I will be interested to see whether or not Christian opinions of Rowling’s work will change in the upcoming months. Will she be viewed as the postmodern Lewis or Tolkien? Will she be seen as an “angel of light” seeking to draw folks in to a syncretist faith? It will also be interesting to see how Rowling responds to Christian critics and fans in the near future, given the note upon which the series ends. In the year 2000, when asked about her own faith — whether she was a Christian — Rowling responded:

Yes, I am, . . . Which seems to offend the religious right far worse than if I said I thought there was no God. Every time I’ve been asked if I believe in God, I’ve said yes, because I do, but no one ever really has gone any more deeply into it than that, and I have to say that does suit me, because if I talk too freely about that I think the intelligent reader, whether 10 or 60, will be able to guess what’s coming in the books.*

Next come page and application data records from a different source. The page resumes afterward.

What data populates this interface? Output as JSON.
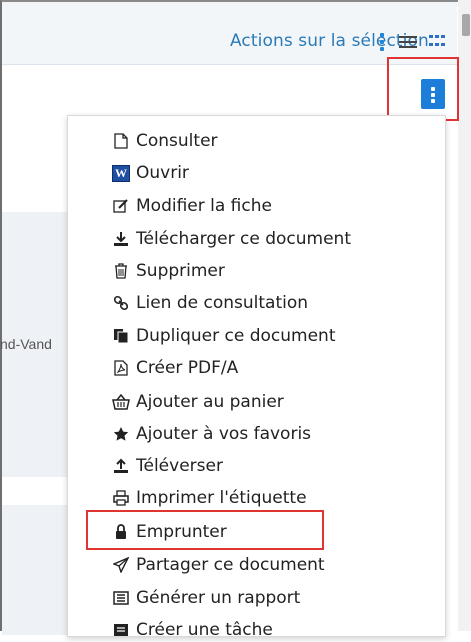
{
  "toolbar": {
    "actions_label": "Actions sur la sélection",
    "icons": [
      "vertical-dots-icon",
      "list-view-icon",
      "grid-view-icon"
    ]
  },
  "kebab_menu_button": {
    "icon": "vertical-dots-icon"
  },
  "background": {
    "partial_text": "nd-Vand"
  },
  "menu": {
    "items": [
      {
        "label": "Consulter",
        "icon": "document-icon"
      },
      {
        "label": "Ouvrir",
        "icon": "word-icon"
      },
      {
        "label": "Modifier la fiche",
        "icon": "edit-icon"
      },
      {
        "label": "Télécharger ce document",
        "icon": "download-icon"
      },
      {
        "label": "Supprimer",
        "icon": "trash-icon"
      },
      {
        "label": "Lien de consultation",
        "icon": "link-icon"
      },
      {
        "label": "Dupliquer ce document",
        "icon": "duplicate-icon"
      },
      {
        "label": "Créer PDF/A",
        "icon": "pdf-icon"
      },
      {
        "label": "Ajouter au panier",
        "icon": "basket-icon"
      },
      {
        "label": "Ajouter à vos favoris",
        "icon": "star-icon"
      },
      {
        "label": "Téléverser",
        "icon": "upload-icon"
      },
      {
        "label": "Imprimer l'étiquette",
        "icon": "print-icon"
      },
      {
        "label": "Emprunter",
        "icon": "lock-icon"
      },
      {
        "label": "Partager ce document",
        "icon": "send-icon"
      },
      {
        "label": "Générer un rapport",
        "icon": "report-icon"
      },
      {
        "label": "Créer une tâche",
        "icon": "task-icon"
      }
    ]
  },
  "colors": {
    "accent": "#1d7ed9",
    "link": "#2a7ab8",
    "highlight_box": "#e23333"
  }
}
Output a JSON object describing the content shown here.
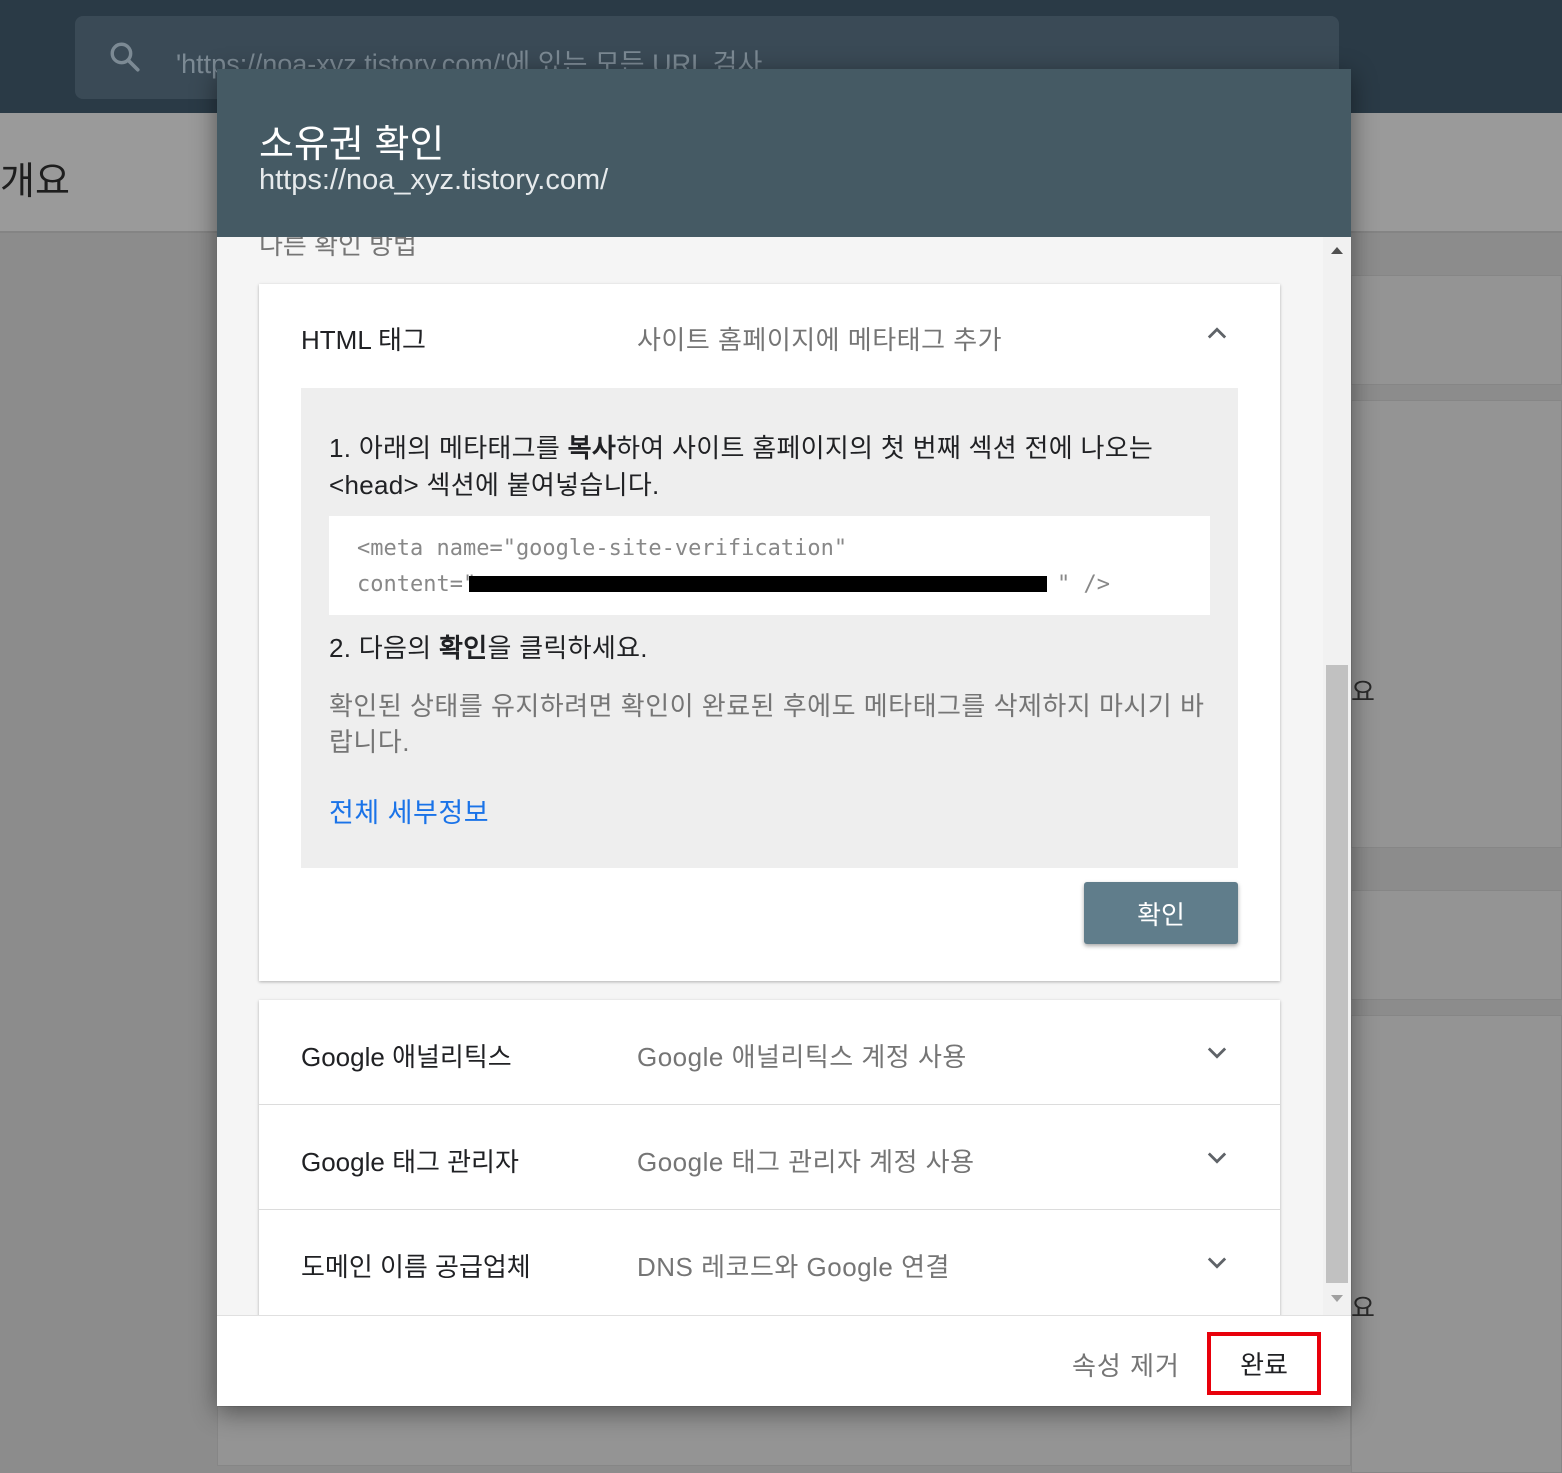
{
  "background": {
    "search_placeholder": "'https://noa-xyz.tistory.com/'에 있는 모든 URL 검사",
    "page_title": "개요",
    "side_text_1": "요",
    "side_text_2": "요"
  },
  "dialog": {
    "title": "소유권 확인",
    "subtitle": "https://noa_xyz.tistory.com/",
    "section_peek": "다른 확인 방법",
    "html_tag": {
      "name": "HTML 태그",
      "description": "사이트 홈페이지에 메타태그 추가",
      "step1_num": "1. ",
      "step1_pre": "아래의 메타태그를 ",
      "step1_bold": "복사",
      "step1_post": "하여 사이트 홈페이지의 첫 번째 섹션 전에 나오는 <head> 섹션에 붙여넣습니다.",
      "code_line1": "<meta name=\"google-site-verification\"",
      "code_line2_start": "content=\"",
      "code_line2_end": "\" />",
      "step2_pre": "2. 다음의 ",
      "step2_bold": "확인",
      "step2_post": "을 클릭하세요.",
      "note": "확인된 상태를 유지하려면 확인이 완료된 후에도 메타태그를 삭제하지 마시기 바랍니다.",
      "details_link": "전체 세부정보",
      "confirm_button": "확인"
    },
    "methods": [
      {
        "name": "Google 애널리틱스",
        "description": "Google 애널리틱스 계정 사용"
      },
      {
        "name": "Google 태그 관리자",
        "description": "Google 태그 관리자 계정 사용"
      },
      {
        "name": "도메인 이름 공급업체",
        "description": "DNS 레코드와 Google 연결"
      }
    ],
    "footer": {
      "remove_button": "속성 제거",
      "done_button": "완료"
    }
  },
  "colors": {
    "header_bg": "#455a64",
    "confirm_button_bg": "#607d8b",
    "link": "#1a73e8",
    "highlight_border": "#e8000b"
  },
  "icons": {
    "search": "search-icon",
    "collapse": "chevron-up-icon",
    "expand": "chevron-down-icon"
  }
}
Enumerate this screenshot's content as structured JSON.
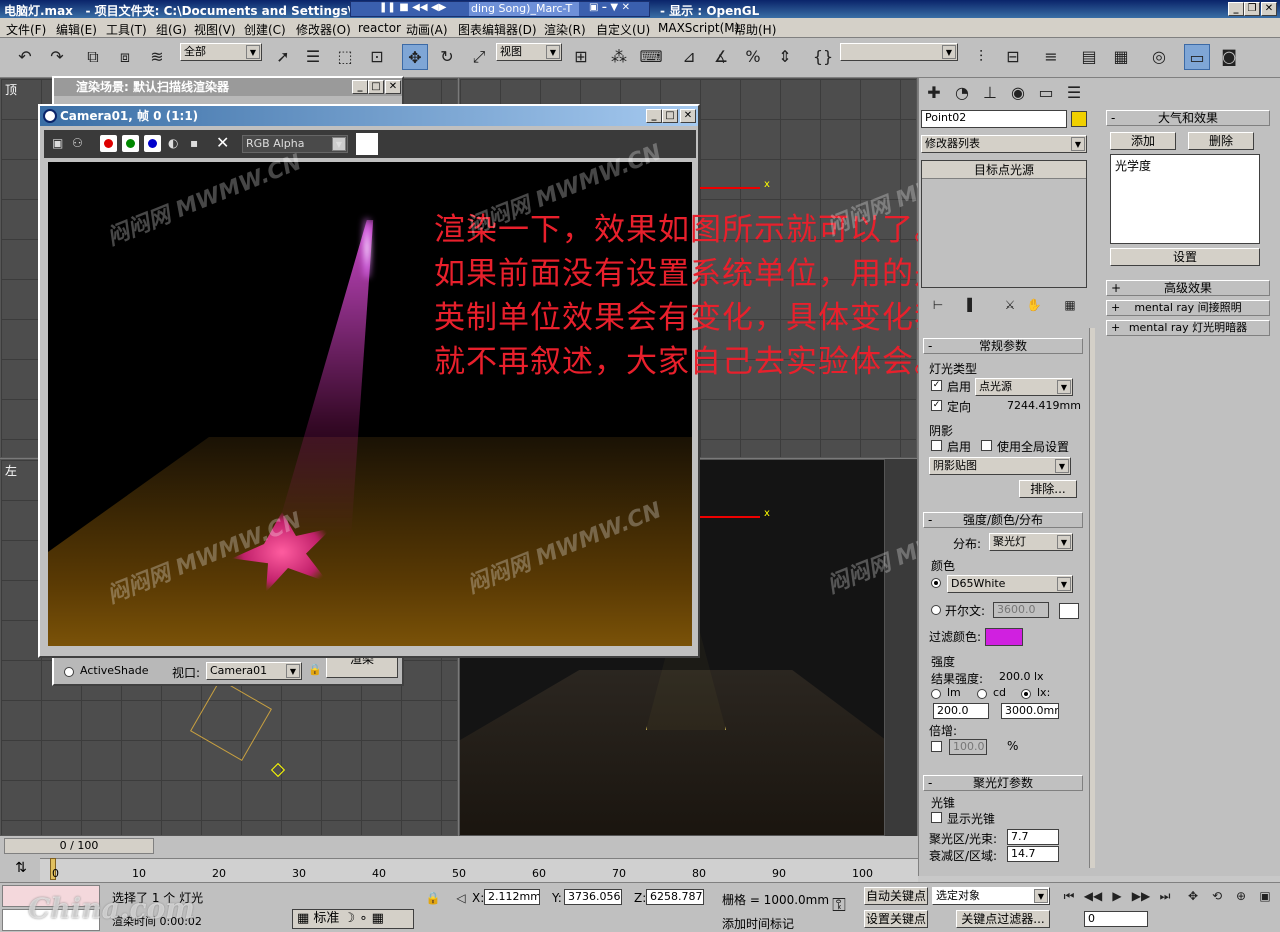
{
  "window": {
    "title_file": "电脑灯.max",
    "title_project": "- 项目文件夹: C:\\Documents and Settings\\",
    "title_media": "ding Song)_Marc-T",
    "title_display": "- 显示 : OpenGL"
  },
  "menu": [
    "文件(F)",
    "编辑(E)",
    "工具(T)",
    "组(G)",
    "视图(V)",
    "创建(C)",
    "修改器(O)",
    "reactor",
    "动画(A)",
    "图表编辑器(D)",
    "渲染(R)",
    "自定义(U)",
    "MAXScript(M)",
    "帮助(H)"
  ],
  "toolbar": {
    "selection_filter": "全部",
    "ref_coord": "视图",
    "named_sel": ""
  },
  "viewports": {
    "top_label": "顶",
    "left_label": "左"
  },
  "render_window": {
    "title": "Camera01, 帧 0 (1:1)",
    "channel": "RGB Alpha"
  },
  "scene_window": {
    "title": "渲染场景: 默认扫描线渲染器",
    "activeshade": "ActiveShade",
    "viewport_label": "视口:",
    "viewport_value": "Camera01",
    "render_btn": "渲染"
  },
  "caption": [
    "渲染一下，效果如图所示就可以了。",
    "如果前面没有设置系统单位，用的是",
    "英制单位效果会有变化，具体变化我",
    "就不再叙述，大家自己去实验体会。"
  ],
  "watermark": "MWMW.CN",
  "watermark2": "闷闷网",
  "cmd": {
    "object_name": "Point02",
    "object_color": "#f0d000",
    "modifier_list": "修改器列表",
    "stack_item": "目标点光源",
    "general_title": "常规参数",
    "light_type": "灯光类型",
    "enabled": "启用",
    "light_kind": "点光源",
    "targeted": "定向",
    "target_dist": "7244.419mm",
    "shadows": "阴影",
    "shadow_on": "启用",
    "shadow_global": "使用全局设置",
    "shadow_type": "阴影贴图",
    "exclude": "排除...",
    "intensity_title": "强度/颜色/分布",
    "distribution_label": "分布:",
    "distribution": "聚光灯",
    "color_label": "颜色",
    "d65": "D65White",
    "kelvin": "开尔文:",
    "kelvin_value": "3600.0",
    "filter_color": "过滤颜色:",
    "filter_swatch": "#d020e0",
    "strength": "强度",
    "result_intensity": "结果强度:",
    "result_value": "200.0 lx",
    "unit_lm": "lm",
    "unit_cd": "cd",
    "unit_lx": "lx:",
    "lx_value": "200.0",
    "lx_dist": "3000.0mm",
    "multiplier": "倍增:",
    "mult_value": "100.0",
    "pct": "%",
    "spot_title": "聚光灯参数",
    "cone": "光锥",
    "show_cone": "显示光锥",
    "hotspot": "聚光区/光束:",
    "hotspot_value": "7.7",
    "falloff": "衰减区/区域:",
    "falloff_value": "14.7"
  },
  "right": {
    "atmos_title": "大气和效果",
    "add": "添加",
    "delete": "删除",
    "list_item": "光学度",
    "setup": "设置",
    "advanced": "高级效果",
    "mr_gi": "mental ray 间接照明",
    "mr_shadow": "mental ray 灯光明暗器"
  },
  "status": {
    "time_slider": "0 / 100",
    "ticks": [
      "0",
      "10",
      "20",
      "30",
      "40",
      "50",
      "60",
      "70",
      "80",
      "90",
      "100"
    ],
    "selected": "选择了 1 个 灯光",
    "render_time": "渲染时间  0:00:02",
    "ime": "标准",
    "x": "2.112mm",
    "y": "3736.056m",
    "z": "6258.787m",
    "grid": "栅格 = 1000.0mm",
    "auto_key": "自动关键点",
    "selection_set": "选定对象",
    "set_key": "设置关键点",
    "key_filter": "关键点过滤器...",
    "add_time_tag": "添加时间标记",
    "frame": "0"
  }
}
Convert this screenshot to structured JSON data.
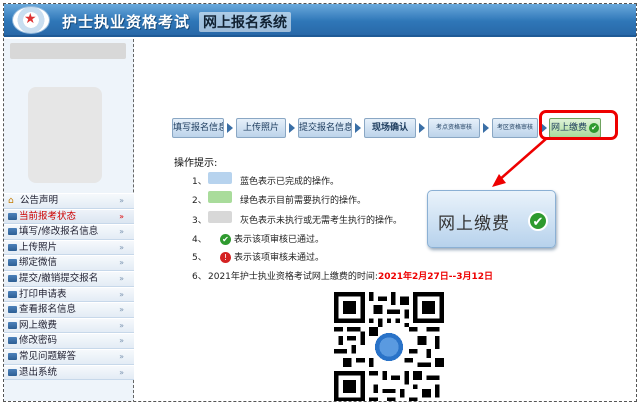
{
  "header": {
    "title": "护士执业资格考试",
    "subtitle": "网上报名系统"
  },
  "sidebar": {
    "items": [
      {
        "label": "公告声明",
        "icon": "home-icon",
        "active": false
      },
      {
        "label": "当前报考状态",
        "icon": "doc-icon",
        "active": true
      },
      {
        "label": "填写/修改报名信息",
        "icon": "doc-icon",
        "active": false
      },
      {
        "label": "上传照片",
        "icon": "doc-icon",
        "active": false
      },
      {
        "label": "绑定微信",
        "icon": "doc-icon",
        "active": false
      },
      {
        "label": "提交/撤销提交报名",
        "icon": "doc-icon",
        "active": false
      },
      {
        "label": "打印申请表",
        "icon": "doc-icon",
        "active": false
      },
      {
        "label": "查看报名信息",
        "icon": "doc-icon",
        "active": false
      },
      {
        "label": "网上缴费",
        "icon": "doc-icon",
        "active": false
      },
      {
        "label": "修改密码",
        "icon": "doc-icon",
        "active": false
      },
      {
        "label": "常见问题解答",
        "icon": "doc-icon",
        "active": false
      },
      {
        "label": "退出系统",
        "icon": "doc-icon",
        "active": false
      }
    ]
  },
  "steps": [
    {
      "label": "填写报名信息"
    },
    {
      "label": "上传照片"
    },
    {
      "label": "提交报名信息"
    },
    {
      "label": "现场确认"
    },
    {
      "label": "考点资格审核"
    },
    {
      "label": "考区资格审核"
    },
    {
      "label": "网上缴费"
    }
  ],
  "tips": {
    "title": "操作提示:",
    "items": [
      {
        "num": "1、",
        "text": "蓝色表示已完成的操作。"
      },
      {
        "num": "2、",
        "text": "绿色表示目前需要执行的操作。"
      },
      {
        "num": "3、",
        "text": "灰色表示未执行或无需考生执行的操作。"
      },
      {
        "num": "4、",
        "text": "表示该项审核已通过。"
      },
      {
        "num": "5、",
        "text": "表示该项审核未通过。"
      },
      {
        "num": "6、",
        "text": "2021年护士执业资格考试网上缴费的时间:",
        "highlight": "2021年2月27日--3月12日"
      }
    ]
  },
  "pay_button": {
    "label": "网上缴费"
  },
  "colors": {
    "done": "#b7d3ee",
    "current": "#a9dc9b",
    "inactive": "#d8d8d8",
    "accent_red": "#e00000"
  }
}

Similarly she responds about her belief in God/magic:

JK: I do believe in God. That seems to offend the South Carolinians more than almost anything else. I think they would find it…well that is my limited experience, that they have more of a problem with me believing in God than they would have if I was an unrepentant atheist.

E: You do believe in God.

JK: Yeah. Yeah.

E: In magic and…

JK: Magic in the sense in which it happens in my books, no, I don’t believe. I don’t believe in that. No. No. This is so frustrating. Again, there is so much I would like to say, and come back when I’ve written book seven. But then maybe you won’t need to even say it ’cause you’ll have found it out anyway. You’ll have read it.**

Now that the last book is published, and the final plot revealed, perhaps Rowling will be more forthcoming about her faith, and whether she intended to tap theological themes in a manner similar to Tolkien and Lewis.

I’m tired. I’m going to take my vitamin B-12 supplement and go to bed.

* Quoted from Max Wyman, “‘You can lead a fool to a book but you can’t make them think’: Author has frank words for the religious right,” The Vancouver Sun (British Columbia), October 26, 2000 [reproduced at].
** Quoted from Evan Solomon, “J.K. Rowling Interview,” CBCNewsWorld: Hot Type, July 13, 2000 [reproduced at].